As the 30-day deadline within which President Muhammadu Buhari, was expected to sign the amended electoral bill forwarded to him by the National Assembly on November 19, ended last night, stakeholders in the political space have braced themselves for the aftermath of the President’s action or inaction on the bill.
Prior to receipt of the bill one month ago, there have been appeals from different quarters to the President, including the diplomatic community, that he should pen his signature on the bill to give the 2023 elections a fresh constitutional process.
While the President did not give any hint at any possibility of assent since he received the electoral bill up to when this newspaper went to bed last night, his Minister of Justice and Attorney- General of the Federation, Abubakar Malami (SAN), wrote a letter to him highlighting the problems with the inclusion of mandatory direct primaries in the Electoral Act amendment bill.
According to the provisions of the constitution, if after 30 days, the President refuses to sign the bill and the National Assembly is not in support of the President’s amendments, the Senate and the House of Representatives can recall the bill and pass it.
If the bill is passed in the form it was sent to the President by two-thirds majority votes in both chambers, the bill automatically becomes law even without the signature of the President.
Few weeks ago, the President wrote a letter to the Independent National Electoral Commission, seeking the opinion of INEC over the matter.
Recently, reports in sections of the media said the president had conceded to pressure from some governors of his party, the ruling All Progressives Congress (APC) and withheld his assent to the bill, because of the excuse that direct primaries would be too expensive to run.

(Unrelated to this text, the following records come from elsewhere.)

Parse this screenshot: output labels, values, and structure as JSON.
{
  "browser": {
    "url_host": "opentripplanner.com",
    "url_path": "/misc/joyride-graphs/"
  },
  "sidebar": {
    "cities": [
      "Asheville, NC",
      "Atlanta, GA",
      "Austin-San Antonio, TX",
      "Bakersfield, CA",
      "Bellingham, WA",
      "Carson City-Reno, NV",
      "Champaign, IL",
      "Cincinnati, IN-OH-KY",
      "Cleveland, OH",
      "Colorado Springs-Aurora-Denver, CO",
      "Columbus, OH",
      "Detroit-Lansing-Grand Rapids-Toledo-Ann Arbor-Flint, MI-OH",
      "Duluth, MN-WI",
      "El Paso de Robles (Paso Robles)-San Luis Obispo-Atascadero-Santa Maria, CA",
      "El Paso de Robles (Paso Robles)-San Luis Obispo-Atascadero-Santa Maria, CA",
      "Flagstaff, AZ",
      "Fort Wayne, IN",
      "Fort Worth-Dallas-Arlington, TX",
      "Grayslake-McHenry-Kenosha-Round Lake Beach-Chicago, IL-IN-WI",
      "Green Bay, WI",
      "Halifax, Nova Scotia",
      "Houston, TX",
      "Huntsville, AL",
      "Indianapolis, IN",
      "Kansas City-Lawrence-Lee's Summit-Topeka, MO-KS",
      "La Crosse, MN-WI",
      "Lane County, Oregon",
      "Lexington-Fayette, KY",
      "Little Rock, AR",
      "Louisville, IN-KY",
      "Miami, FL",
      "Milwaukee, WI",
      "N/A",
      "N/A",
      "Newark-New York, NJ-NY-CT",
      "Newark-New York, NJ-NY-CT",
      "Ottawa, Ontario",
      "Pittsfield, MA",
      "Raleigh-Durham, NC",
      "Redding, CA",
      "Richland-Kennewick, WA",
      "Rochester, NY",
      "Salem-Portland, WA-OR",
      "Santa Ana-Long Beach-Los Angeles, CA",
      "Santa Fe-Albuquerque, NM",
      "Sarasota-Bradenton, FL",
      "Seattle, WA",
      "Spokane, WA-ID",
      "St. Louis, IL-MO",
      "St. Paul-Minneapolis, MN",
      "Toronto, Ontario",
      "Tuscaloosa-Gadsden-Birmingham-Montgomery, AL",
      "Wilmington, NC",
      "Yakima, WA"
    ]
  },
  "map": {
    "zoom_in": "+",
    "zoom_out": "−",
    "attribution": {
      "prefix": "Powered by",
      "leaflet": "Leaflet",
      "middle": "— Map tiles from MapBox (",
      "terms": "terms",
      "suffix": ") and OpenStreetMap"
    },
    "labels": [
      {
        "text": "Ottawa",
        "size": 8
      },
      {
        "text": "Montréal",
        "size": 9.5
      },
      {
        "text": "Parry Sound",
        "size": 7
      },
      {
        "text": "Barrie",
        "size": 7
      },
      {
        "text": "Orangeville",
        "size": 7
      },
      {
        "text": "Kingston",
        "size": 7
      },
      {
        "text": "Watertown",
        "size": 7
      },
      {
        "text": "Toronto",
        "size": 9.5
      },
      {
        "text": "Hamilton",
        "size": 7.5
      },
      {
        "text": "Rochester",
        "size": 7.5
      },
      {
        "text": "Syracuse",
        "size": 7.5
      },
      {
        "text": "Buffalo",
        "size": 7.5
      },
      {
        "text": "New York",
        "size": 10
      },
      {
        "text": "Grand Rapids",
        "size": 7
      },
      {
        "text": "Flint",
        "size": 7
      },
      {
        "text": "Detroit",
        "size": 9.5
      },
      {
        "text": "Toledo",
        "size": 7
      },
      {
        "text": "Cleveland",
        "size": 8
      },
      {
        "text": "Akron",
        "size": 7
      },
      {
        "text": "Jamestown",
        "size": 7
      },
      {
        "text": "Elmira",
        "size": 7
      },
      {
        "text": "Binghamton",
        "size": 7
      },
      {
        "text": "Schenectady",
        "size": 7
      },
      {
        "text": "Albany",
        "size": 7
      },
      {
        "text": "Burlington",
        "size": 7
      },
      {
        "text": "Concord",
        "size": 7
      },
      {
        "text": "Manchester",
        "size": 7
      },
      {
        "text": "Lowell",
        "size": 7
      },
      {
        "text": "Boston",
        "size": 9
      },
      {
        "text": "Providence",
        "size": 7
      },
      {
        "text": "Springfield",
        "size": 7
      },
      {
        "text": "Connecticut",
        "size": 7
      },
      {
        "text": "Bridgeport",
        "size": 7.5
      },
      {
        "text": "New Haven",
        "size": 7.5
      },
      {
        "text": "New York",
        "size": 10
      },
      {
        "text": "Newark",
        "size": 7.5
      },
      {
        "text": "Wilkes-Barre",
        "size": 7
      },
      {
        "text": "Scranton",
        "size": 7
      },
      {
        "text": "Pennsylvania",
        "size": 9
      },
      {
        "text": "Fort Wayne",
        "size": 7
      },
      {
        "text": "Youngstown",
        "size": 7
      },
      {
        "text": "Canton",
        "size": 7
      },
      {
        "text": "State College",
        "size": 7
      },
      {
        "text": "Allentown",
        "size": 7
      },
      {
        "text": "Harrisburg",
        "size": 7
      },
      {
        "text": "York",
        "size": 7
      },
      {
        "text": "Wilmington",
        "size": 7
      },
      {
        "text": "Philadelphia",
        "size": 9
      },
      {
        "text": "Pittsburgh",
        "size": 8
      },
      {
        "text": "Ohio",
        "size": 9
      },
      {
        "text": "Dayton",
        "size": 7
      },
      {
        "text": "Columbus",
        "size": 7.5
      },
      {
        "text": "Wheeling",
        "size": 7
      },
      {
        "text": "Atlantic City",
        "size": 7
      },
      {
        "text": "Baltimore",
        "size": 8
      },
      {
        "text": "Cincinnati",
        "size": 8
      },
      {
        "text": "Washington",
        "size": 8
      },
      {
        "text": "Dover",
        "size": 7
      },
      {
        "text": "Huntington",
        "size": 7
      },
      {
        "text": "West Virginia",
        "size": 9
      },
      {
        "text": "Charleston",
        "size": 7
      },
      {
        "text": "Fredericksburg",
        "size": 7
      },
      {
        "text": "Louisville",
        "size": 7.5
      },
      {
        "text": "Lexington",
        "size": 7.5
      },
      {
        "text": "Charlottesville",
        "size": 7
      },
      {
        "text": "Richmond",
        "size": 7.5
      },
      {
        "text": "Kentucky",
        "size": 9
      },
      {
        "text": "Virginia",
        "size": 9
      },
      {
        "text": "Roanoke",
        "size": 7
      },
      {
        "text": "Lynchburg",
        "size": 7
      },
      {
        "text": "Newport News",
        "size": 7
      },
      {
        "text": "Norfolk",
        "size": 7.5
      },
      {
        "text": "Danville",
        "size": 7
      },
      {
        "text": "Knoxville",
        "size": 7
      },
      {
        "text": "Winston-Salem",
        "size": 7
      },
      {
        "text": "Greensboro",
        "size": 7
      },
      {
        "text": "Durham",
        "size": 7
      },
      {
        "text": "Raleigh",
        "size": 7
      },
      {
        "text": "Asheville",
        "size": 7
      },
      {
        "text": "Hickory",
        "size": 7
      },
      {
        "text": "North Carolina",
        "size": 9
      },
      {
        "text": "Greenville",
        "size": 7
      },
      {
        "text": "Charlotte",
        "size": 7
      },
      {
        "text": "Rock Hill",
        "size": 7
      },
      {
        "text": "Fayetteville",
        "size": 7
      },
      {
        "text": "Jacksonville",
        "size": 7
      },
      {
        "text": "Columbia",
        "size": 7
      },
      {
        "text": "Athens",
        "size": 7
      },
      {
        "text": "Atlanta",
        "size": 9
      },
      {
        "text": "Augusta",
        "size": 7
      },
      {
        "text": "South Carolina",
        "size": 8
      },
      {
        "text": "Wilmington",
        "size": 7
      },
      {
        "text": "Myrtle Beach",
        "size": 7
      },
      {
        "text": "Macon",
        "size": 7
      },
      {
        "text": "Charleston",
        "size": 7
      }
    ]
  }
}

However, the presidency and the National Assembly debunked the report as false, stating that the President had not taken any decision on the bill.
Recall that President Buhari did not sign a similar bill into law before the last general elections “because he felt that the exercise was too close and doing so might jeopardise the contest.”
The National Assembly equally failed to override the president’s decision by passing the document into law by a two-thirds majority.
Speaking to New Telegraph, permanent repre sentative of the Centre For Convention on Democratic Integrity (CCDI) to the United Nations, Mr. Olufemi Aduwo, said political parties should immediately purge themselves of inefficiency whether the president signed or not.
He said: “Please note that a direct party primary is as huge in organisation as a general election. Think back at how that is done in the US. It is even manageable in the US because it is just two political parties involved and direct primaries are not applicable in every state.
“Too often when the legislature in Nigeria heaps responsibilities on INEC and the citizens excitedly support that, they seem to lose sight of the fact that we have many political parties in Nigeria who should be equally monitored, not just the so-called ‘major’ political parties.”
Meanwhile, it was learnt that the INEC will still keep to its plans of ensuring that the 2023 general elections are conducted in a free and fair mode, regardless of whether the president signs the bill or withholds his assent.
A source within the electoral commission said the INEC leadership already made his position known to the presidency when it was consulted and the body is disposed to any decision taken by the President on the bill.